Start of Data provided
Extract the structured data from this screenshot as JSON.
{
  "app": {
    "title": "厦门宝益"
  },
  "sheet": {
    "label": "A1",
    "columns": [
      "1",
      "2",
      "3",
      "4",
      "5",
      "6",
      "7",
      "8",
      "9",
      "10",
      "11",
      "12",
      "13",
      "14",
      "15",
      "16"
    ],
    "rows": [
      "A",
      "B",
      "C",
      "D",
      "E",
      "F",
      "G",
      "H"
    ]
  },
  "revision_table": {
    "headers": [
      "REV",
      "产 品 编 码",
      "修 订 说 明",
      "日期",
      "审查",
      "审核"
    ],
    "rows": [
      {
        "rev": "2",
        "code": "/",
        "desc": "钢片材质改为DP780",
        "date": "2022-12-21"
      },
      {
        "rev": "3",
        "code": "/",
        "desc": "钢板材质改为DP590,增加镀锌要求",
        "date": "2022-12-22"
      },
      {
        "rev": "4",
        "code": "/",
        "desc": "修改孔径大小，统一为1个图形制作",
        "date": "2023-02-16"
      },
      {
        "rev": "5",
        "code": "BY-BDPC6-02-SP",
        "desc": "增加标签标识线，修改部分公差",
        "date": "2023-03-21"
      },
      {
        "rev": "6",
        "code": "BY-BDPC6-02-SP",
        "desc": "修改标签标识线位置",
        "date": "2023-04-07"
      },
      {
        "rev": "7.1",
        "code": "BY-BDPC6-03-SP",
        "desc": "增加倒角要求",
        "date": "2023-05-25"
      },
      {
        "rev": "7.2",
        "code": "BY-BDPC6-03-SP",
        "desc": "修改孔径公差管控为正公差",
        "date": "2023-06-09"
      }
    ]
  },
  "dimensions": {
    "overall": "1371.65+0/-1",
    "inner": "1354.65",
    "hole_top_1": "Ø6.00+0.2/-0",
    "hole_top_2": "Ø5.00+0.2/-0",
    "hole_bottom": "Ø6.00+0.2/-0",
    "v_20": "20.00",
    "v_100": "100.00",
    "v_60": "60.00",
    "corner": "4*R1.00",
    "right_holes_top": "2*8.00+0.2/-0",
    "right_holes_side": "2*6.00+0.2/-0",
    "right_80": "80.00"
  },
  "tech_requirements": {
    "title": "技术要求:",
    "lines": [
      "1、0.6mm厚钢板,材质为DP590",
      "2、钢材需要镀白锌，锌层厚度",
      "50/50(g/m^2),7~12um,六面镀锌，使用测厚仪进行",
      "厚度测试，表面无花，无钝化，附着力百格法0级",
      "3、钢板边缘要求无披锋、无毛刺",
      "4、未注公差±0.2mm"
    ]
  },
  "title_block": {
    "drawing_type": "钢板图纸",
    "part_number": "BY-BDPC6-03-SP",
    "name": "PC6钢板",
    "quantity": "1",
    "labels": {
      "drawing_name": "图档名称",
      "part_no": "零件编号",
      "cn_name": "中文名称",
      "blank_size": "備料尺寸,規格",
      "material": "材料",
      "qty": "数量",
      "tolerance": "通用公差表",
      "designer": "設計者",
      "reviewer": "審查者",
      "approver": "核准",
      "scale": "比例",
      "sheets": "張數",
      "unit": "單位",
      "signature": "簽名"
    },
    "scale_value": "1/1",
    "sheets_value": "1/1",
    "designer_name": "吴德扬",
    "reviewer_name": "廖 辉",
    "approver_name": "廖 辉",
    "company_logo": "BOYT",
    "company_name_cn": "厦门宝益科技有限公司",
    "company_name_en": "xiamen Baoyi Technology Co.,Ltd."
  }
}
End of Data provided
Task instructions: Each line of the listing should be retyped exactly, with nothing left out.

Result:
Extract the structured data from this screenshot as JSON.
{
  "app": {
    "title": "厦门宝益"
  },
  "sheet": {
    "label": "A1",
    "columns": [
      "1",
      "2",
      "3",
      "4",
      "5",
      "6",
      "7",
      "8",
      "9",
      "10",
      "11",
      "12",
      "13",
      "14",
      "15",
      "16"
    ],
    "rows": [
      "A",
      "B",
      "C",
      "D",
      "E",
      "F",
      "G",
      "H"
    ]
  },
  "revision_table": {
    "headers": [
      "REV",
      "产 品 编 码",
      "修 订 说 明",
      "日期",
      "审查",
      "审核"
    ],
    "rows": [
      {
        "rev": "2",
        "code": "/",
        "desc": "钢片材质改为DP780",
        "date": "2022-12-21"
      },
      {
        "rev": "3",
        "code": "/",
        "desc": "钢板材质改为DP590,增加镀锌要求",
        "date": "2022-12-22"
      },
      {
        "rev": "4",
        "code": "/",
        "desc": "修改孔径大小，统一为1个图形制作",
        "date": "2023-02-16"
      },
      {
        "rev": "5",
        "code": "BY-BDPC6-02-SP",
        "desc": "增加标签标识线，修改部分公差",
        "date": "2023-03-21"
      },
      {
        "rev": "6",
        "code": "BY-BDPC6-02-SP",
        "desc": "修改标签标识线位置",
        "date": "2023-04-07"
      },
      {
        "rev": "7.1",
        "code": "BY-BDPC6-03-SP",
        "desc": "增加倒角要求",
        "date": "2023-05-25"
      },
      {
        "rev": "7.2",
        "code": "BY-BDPC6-03-SP",
        "desc": "修改孔径公差管控为正公差",
        "date": "2023-06-09"
      }
    ]
  },
  "dimensions": {
    "overall": "1371.65+0/-1",
    "inner": "1354.65",
    "hole_top_1": "Ø6.00+0.2/-0",
    "hole_top_2": "Ø5.00+0.2/-0",
    "hole_bottom": "Ø6.00+0.2/-0",
    "v_20": "20.00",
    "v_100": "100.00",
    "v_60": "60.00",
    "corner": "4*R1.00",
    "right_holes_top": "2*8.00+0.2/-0",
    "right_holes_side": "2*6.00+0.2/-0",
    "right_80": "80.00"
  },
  "tech_requirements": {
    "title": "技术要求:",
    "lines": [
      "1、0.6mm厚钢板,材质为DP590",
      "2、钢材需要镀白锌，锌层厚度",
      "50/50(g/m^2),7~12um,六面镀锌，使用测厚仪进行",
      "厚度测试，表面无花，无钝化，附着力百格法0级",
      "3、钢板边缘要求无披锋、无毛刺",
      "4、未注公差±0.2mm"
    ]
  },
  "title_block": {
    "drawing_type": "钢板图纸",
    "part_number": "BY-BDPC6-03-SP",
    "name": "PC6钢板",
    "quantity": "1",
    "labels": {
      "drawing_name": "图档名称",
      "part_no": "零件编号",
      "cn_name": "中文名称",
      "blank_size": "備料尺寸,規格",
      "material": "材料",
      "qty": "数量",
      "tolerance": "通用公差表",
      "designer": "設計者",
      "reviewer": "審查者",
      "approver": "核准",
      "scale": "比例",
      "sheets": "張數",
      "unit": "單位",
      "signature": "簽名"
    },
    "scale_value": "1/1",
    "sheets_value": "1/1",
    "designer_name": "吴德扬",
    "reviewer_name": "廖 辉",
    "approver_name": "廖 辉",
    "company_logo": "BOYT",
    "company_name_cn": "厦门宝益科技有限公司",
    "company_name_en": "xiamen Baoyi Technology Co.,Ltd."
  }
}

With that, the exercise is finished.